● What you have to do: Print every entry below exactly, leaving out the pictures.
- - - -
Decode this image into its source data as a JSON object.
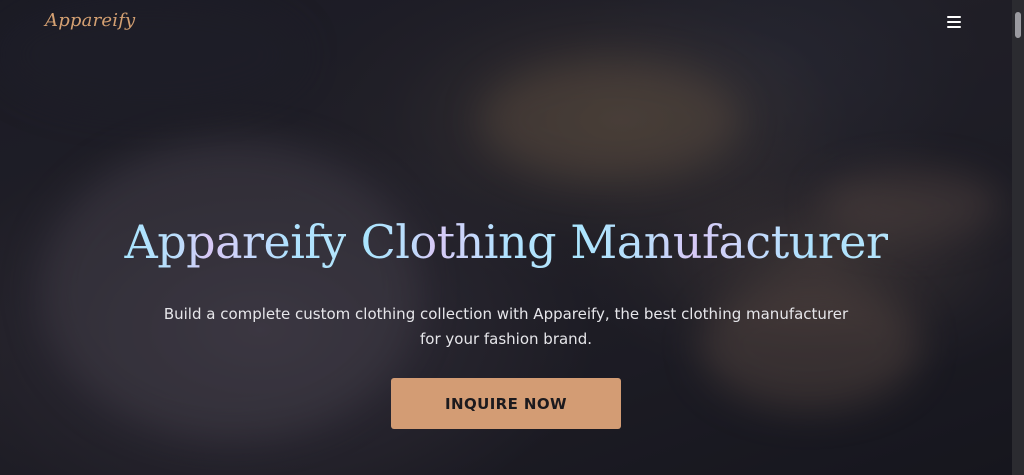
{
  "header": {
    "logo_text": "Appareify",
    "menu_icon": "hamburger-menu-icon",
    "logo_color": "#d4a072"
  },
  "hero": {
    "title_part1": "Appareify",
    "title_part2": "Clothing",
    "title_part3": "Manufacturer",
    "subtitle": "Build a complete custom clothing collection with Appareify, the best clothing manufacturer for your fashion brand.",
    "cta_label": "INQUIRE NOW",
    "cta_color": "#d39c74",
    "title_gradient": [
      "#a9e6ff",
      "#d8c8f6",
      "#aee2ff"
    ]
  }
}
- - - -
● Solution:
Decode this image into its source data as a JSON object.
{
  "header": {
    "logo_text": "Appareify",
    "menu_icon": "hamburger-menu-icon",
    "logo_color": "#d4a072"
  },
  "hero": {
    "title_part1": "Appareify",
    "title_part2": "Clothing",
    "title_part3": "Manufacturer",
    "subtitle": "Build a complete custom clothing collection with Appareify, the best clothing manufacturer for your fashion brand.",
    "cta_label": "INQUIRE NOW",
    "cta_color": "#d39c74",
    "title_gradient": [
      "#a9e6ff",
      "#d8c8f6",
      "#aee2ff"
    ]
  }
}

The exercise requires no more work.